I was walking one day in the garden, admiring the beauty that surrounded me and trying to choose which bit of beauty was my favorite: the delicate deep pink plum blossoms? the ornamental grasses surrendering their pale, wispy tassels to the breeze? the grand and steady backdrop of mountains still wearing their snowcap?
I chatted with God about my struggle to choose—it was all so beautiful. Then I asked Him, “What’s your favorite?” I tried to guess, expecting he’d choose the mountains or the redwood trees which towered far above me—something tall and grand and, if not eternal, at least stretching toward ancient. “You are.” Tears sprang from the surprise of finding myself so deeply loved and honored. I wondered why I was his favorite. “The mountains and trees can’t have this conversation with me.”
I’ve been reading through Genesis in The Message, hearing again and again the echo of our godlikeness:
“God spoke, ‘Let us make human beings in our image, make them reflecting our nature so they can be responsible for. . . Earth itself. . . ‘” (1:26)
“God created human beings, he created them godlike, reflecting God’s nature. He created them male and female.” (1:27)
“When God created the human race, he made it godlike, with a nature akin to God.” (5:1)
“. . . God made humans in his image, reflecting God’s very nature.” (9:6)
God clearly wants us to understand our greatness.
But I often find myself afraid to receive God’s gifts. Like this one. I hold it at arm’s length, afraid of the responsibilities that will accompany it. Afraid that the gift will take the place of the Giver. Afraid of becoming proud. Or selfish. (Does God really want me to see myself as godlike?)
But every gift that God gives is meant to be received. Including this gift of our greatness.
And I’m surprised to discover that in receiving the gift and the accompanying embrace of the Giver my hesitations disappear. The fear of the accompanying responsibilities is calmed as I realize that God is telling me who He has already made me, not demanding that I make of myself something I can’t possibly be.
And as for proud and selfish, I’m at far greater danger of that when I don’t embrace my God-given greatness than when I do. (Underlying our society’s increasing self-absorption Brene Brown sees “the shame-based fear of being ordinary.” (Daring Greatly, p. 22) Is this why our enemy goes to such pains to keep us from seeing and receiving our God-bestowed greatness? Does he know that if he does, he’ll keep us forever tied up in trying to create and prove our extraordinariness instead of being free in humble confidence to live our already-bestowed godlikeness in ways that bring glory to our Creator?)
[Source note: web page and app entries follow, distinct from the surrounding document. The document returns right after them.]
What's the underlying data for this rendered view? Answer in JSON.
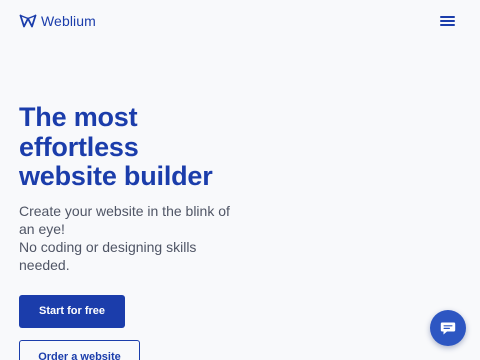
{
  "header": {
    "logo_text": "Weblium",
    "logo_icon": "weblium-logo-icon",
    "menu_icon": "hamburger-menu-icon"
  },
  "hero": {
    "title_lines": [
      "The most",
      "effortless",
      "website builder"
    ],
    "subtitle_lines": [
      "Create your website in the blink of",
      "an eye!",
      "No coding or designing skills",
      "needed."
    ],
    "primary_cta": "Start for free",
    "secondary_cta": "Order a website"
  },
  "chat": {
    "icon": "chat-bubble-icon"
  },
  "colors": {
    "brand": "#1b3dab",
    "chat": "#2d56c2",
    "background": "#f8f9fb",
    "subtitle_text": "#4f5565"
  }
}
We are made godlike. How can we ever be ordinary?
Knowing who we are frees us to engage rather than compete, give instead of grab, and celebrate instead of cling. I look again at Jesus who, accepting the authority bestowed on him by his Father who loved him, stooped to serve (John 13:3-5).
So come, friend, be free in the God-spoken guarantee that you aren’t ordinary. Be free to live your godlikeness in grateful humility and in union with Christ who, living in you, takes your godlikeness to a whole new level.